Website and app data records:
☆ ☆ ☆ ☆ ☆
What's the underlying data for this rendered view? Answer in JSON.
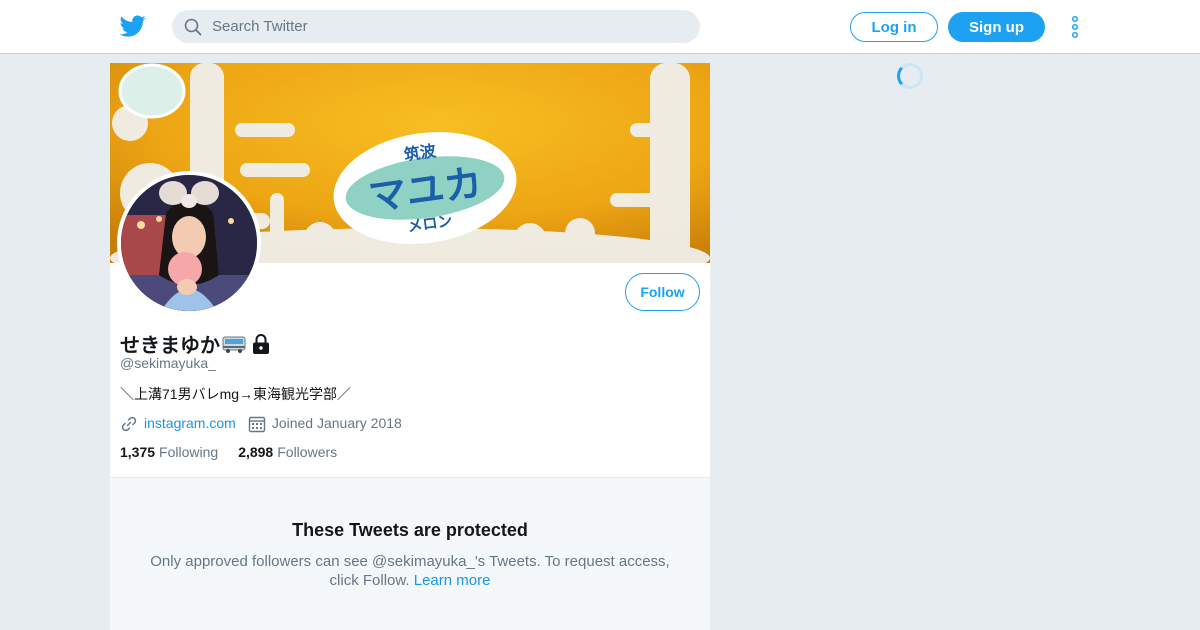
{
  "nav": {
    "search_placeholder": "Search Twitter",
    "login_label": "Log in",
    "signup_label": "Sign up"
  },
  "profile": {
    "display_name": "せきまゆか",
    "handle": "@sekimayuka_",
    "bio": "＼上溝71男バレmg→東海観光学部／",
    "website": "instagram.com",
    "joined": "Joined January 2018",
    "follow_label": "Follow",
    "stats": {
      "following_count": "1,375",
      "following_label": "Following",
      "followers_count": "2,898",
      "followers_label": "Followers"
    },
    "banner_label": {
      "top": "筑波",
      "main": "マユカ",
      "bottom": "メロン"
    }
  },
  "protected": {
    "title": "These Tweets are protected",
    "body_line1": "Only approved followers can see @sekimayuka_'s Tweets. To request access,",
    "body_line2_prefix": "click Follow.",
    "learn_more": "Learn more"
  },
  "colors": {
    "accent": "#1da1f2",
    "link": "#1b95e0",
    "page_bg": "#e6ecf0",
    "muted_text": "#657786"
  },
  "icons": [
    "twitter-bird-icon",
    "search-icon",
    "more-vertical-icon",
    "bus-emoji-icon",
    "lock-icon",
    "link-icon",
    "calendar-icon",
    "loading-spinner"
  ]
}
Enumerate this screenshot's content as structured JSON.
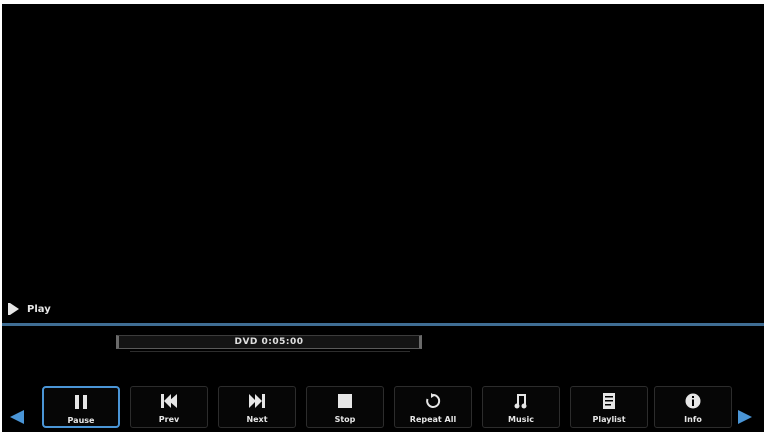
{
  "status": {
    "icon": "play-icon",
    "text": "Play"
  },
  "progress": {
    "text": "DVD 0:05:00"
  },
  "controls": [
    {
      "name": "pause-button",
      "icon": "pause-icon",
      "label": "Pause",
      "selected": true
    },
    {
      "name": "previous-button",
      "icon": "skip-previous-icon",
      "label": "Prev",
      "selected": false
    },
    {
      "name": "next-button",
      "icon": "skip-next-icon",
      "label": "Next",
      "selected": false
    },
    {
      "name": "stop-button",
      "icon": "stop-icon",
      "label": "Stop",
      "selected": false
    },
    {
      "name": "repeat-button",
      "icon": "repeat-icon",
      "label": "Repeat All",
      "selected": false
    },
    {
      "name": "music-button",
      "icon": "music-note-icon",
      "label": "Music",
      "selected": false
    },
    {
      "name": "playlist-button",
      "icon": "playlist-icon",
      "label": "Playlist",
      "selected": false
    },
    {
      "name": "info-button",
      "icon": "info-icon",
      "label": "Info",
      "selected": false
    }
  ],
  "nav": {
    "left_icon": "arrow-left-icon",
    "right_icon": "arrow-right-icon"
  },
  "colors": {
    "accent": "#4a95d6",
    "background": "#000000",
    "divider": "#3f6d94",
    "text": "#e6e6e6"
  }
}
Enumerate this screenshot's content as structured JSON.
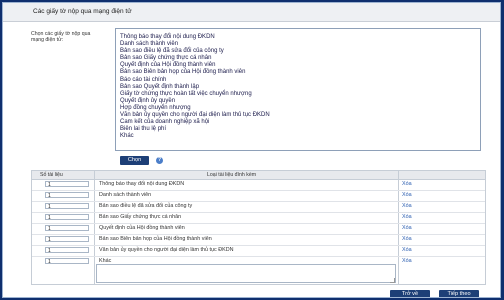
{
  "header": {
    "title": "Các giấy tờ nộp qua mạng điện tử"
  },
  "chooser": {
    "label": "Chọn các giấy tờ nộp qua mạng điện tử:",
    "options": [
      "Thông báo thay đổi nội dung ĐKDN",
      "Danh sách thành viên",
      "Bản sao điều lệ đã sửa đổi của công ty",
      "Bản sao Giấy chứng thực cá nhân",
      "Quyết định của Hội đồng thành viên",
      "Bản sao Biên bản họp của Hội đồng thành viên",
      "Báo cáo tài chính",
      "Bản sao Quyết định thành lập",
      "Giấy tờ chứng thực hoàn tất việc chuyển nhượng",
      "Quyết định ủy quyền",
      "Hợp đồng chuyển nhượng",
      "Văn bản ủy quyền cho người đại diện làm thủ tục ĐKDN",
      "Cam kết của doanh nghiệp xã hội",
      "Biên lai thu lệ phí",
      "Khác"
    ],
    "choose_label": "Chọn",
    "help_glyph": "?"
  },
  "table": {
    "col_count_header": "Số tài liệu",
    "col_type_header": "Loại tài liệu đính kèm",
    "rows": [
      {
        "qty": "1",
        "name": "Thông báo thay đổi nội dung ĐKDN",
        "delete": "Xóa"
      },
      {
        "qty": "1",
        "name": "Danh sách thành viên",
        "delete": "Xóa"
      },
      {
        "qty": "1",
        "name": "Bản sao điều lệ đã sửa đổi của công ty",
        "delete": "Xóa"
      },
      {
        "qty": "1",
        "name": "Bản sao Giấy chứng thực cá nhân",
        "delete": "Xóa"
      },
      {
        "qty": "1",
        "name": "Quyết định của Hội đồng thành viên",
        "delete": "Xóa"
      },
      {
        "qty": "1",
        "name": "Bản sao Biên bản họp của Hội đồng thành viên",
        "delete": "Xóa"
      },
      {
        "qty": "1",
        "name": "Văn bản ủy quyền cho người đại diện làm thủ tục ĐKDN",
        "delete": "Xóa"
      }
    ],
    "other_row": {
      "qty": "1",
      "name": "Khác",
      "delete": "Xóa",
      "note": ""
    }
  },
  "footer": {
    "back_label": "Trở về",
    "next_label": "Tiếp theo"
  },
  "colors": {
    "background": "#0f2f6e",
    "button": "#1d3f77",
    "link": "#2a5db0"
  }
}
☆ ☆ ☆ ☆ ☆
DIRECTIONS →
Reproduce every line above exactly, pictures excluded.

EXERCISE ANSWER →
What's the underlying data for this rendered view? Answer in JSON.
{
  "nav": {
    "search_placeholder": "Search Twitter",
    "login_label": "Log in",
    "signup_label": "Sign up"
  },
  "profile": {
    "display_name": "せきまゆか",
    "handle": "@sekimayuka_",
    "bio": "＼上溝71男バレmg→東海観光学部／",
    "website": "instagram.com",
    "joined": "Joined January 2018",
    "follow_label": "Follow",
    "stats": {
      "following_count": "1,375",
      "following_label": "Following",
      "followers_count": "2,898",
      "followers_label": "Followers"
    },
    "banner_label": {
      "top": "筑波",
      "main": "マユカ",
      "bottom": "メロン"
    }
  },
  "protected": {
    "title": "These Tweets are protected",
    "body_line1": "Only approved followers can see @sekimayuka_'s Tweets. To request access,",
    "body_line2_prefix": "click Follow.",
    "learn_more": "Learn more"
  },
  "colors": {
    "accent": "#1da1f2",
    "link": "#1b95e0",
    "page_bg": "#e6ecf0",
    "muted_text": "#657786"
  },
  "icons": [
    "twitter-bird-icon",
    "search-icon",
    "more-vertical-icon",
    "bus-emoji-icon",
    "lock-icon",
    "link-icon",
    "calendar-icon",
    "loading-spinner"
  ]
}
Enumerate this screenshot's content as structured JSON.
{
  "status": {
    "icon": "play-icon",
    "text": "Play"
  },
  "progress": {
    "text": "DVD 0:05:00"
  },
  "controls": [
    {
      "name": "pause-button",
      "icon": "pause-icon",
      "label": "Pause",
      "selected": true
    },
    {
      "name": "previous-button",
      "icon": "skip-previous-icon",
      "label": "Prev",
      "selected": false
    },
    {
      "name": "next-button",
      "icon": "skip-next-icon",
      "label": "Next",
      "selected": false
    },
    {
      "name": "stop-button",
      "icon": "stop-icon",
      "label": "Stop",
      "selected": false
    },
    {
      "name": "repeat-button",
      "icon": "repeat-icon",
      "label": "Repeat All",
      "selected": false
    },
    {
      "name": "music-button",
      "icon": "music-note-icon",
      "label": "Music",
      "selected": false
    },
    {
      "name": "playlist-button",
      "icon": "playlist-icon",
      "label": "Playlist",
      "selected": false
    },
    {
      "name": "info-button",
      "icon": "info-icon",
      "label": "Info",
      "selected": false
    }
  ],
  "nav": {
    "left_icon": "arrow-left-icon",
    "right_icon": "arrow-right-icon"
  },
  "colors": {
    "accent": "#4a95d6",
    "background": "#000000",
    "divider": "#3f6d94",
    "text": "#e6e6e6"
  }
}
Enumerate this screenshot's content as structured JSON.
{
  "header": {
    "title": "Các giấy tờ nộp qua mạng điện tử"
  },
  "chooser": {
    "label": "Chọn các giấy tờ nộp qua mạng điện tử:",
    "options": [
      "Thông báo thay đổi nội dung ĐKDN",
      "Danh sách thành viên",
      "Bản sao điều lệ đã sửa đổi của công ty",
      "Bản sao Giấy chứng thực cá nhân",
      "Quyết định của Hội đồng thành viên",
      "Bản sao Biên bản họp của Hội đồng thành viên",
      "Báo cáo tài chính",
      "Bản sao Quyết định thành lập",
      "Giấy tờ chứng thực hoàn tất việc chuyển nhượng",
      "Quyết định ủy quyền",
      "Hợp đồng chuyển nhượng",
      "Văn bản ủy quyền cho người đại diện làm thủ tục ĐKDN",
      "Cam kết của doanh nghiệp xã hội",
      "Biên lai thu lệ phí",
      "Khác"
    ],
    "choose_label": "Chọn",
    "help_glyph": "?"
  },
  "table": {
    "col_count_header": "Số tài liệu",
    "col_type_header": "Loại tài liệu đính kèm",
    "rows": [
      {
        "qty": "1",
        "name": "Thông báo thay đổi nội dung ĐKDN",
        "delete": "Xóa"
      },
      {
        "qty": "1",
        "name": "Danh sách thành viên",
        "delete": "Xóa"
      },
      {
        "qty": "1",
        "name": "Bản sao điều lệ đã sửa đổi của công ty",
        "delete": "Xóa"
      },
      {
        "qty": "1",
        "name": "Bản sao Giấy chứng thực cá nhân",
        "delete": "Xóa"
      },
      {
        "qty": "1",
        "name": "Quyết định của Hội đồng thành viên",
        "delete": "Xóa"
      },
      {
        "qty": "1",
        "name": "Bản sao Biên bản họp của Hội đồng thành viên",
        "delete": "Xóa"
      },
      {
        "qty": "1",
        "name": "Văn bản ủy quyền cho người đại diện làm thủ tục ĐKDN",
        "delete": "Xóa"
      }
    ],
    "other_row": {
      "qty": "1",
      "name": "Khác",
      "delete": "Xóa",
      "note": ""
    }
  },
  "footer": {
    "back_label": "Trở về",
    "next_label": "Tiếp theo"
  },
  "colors": {
    "background": "#0f2f6e",
    "button": "#1d3f77",
    "link": "#2a5db0"
  }
}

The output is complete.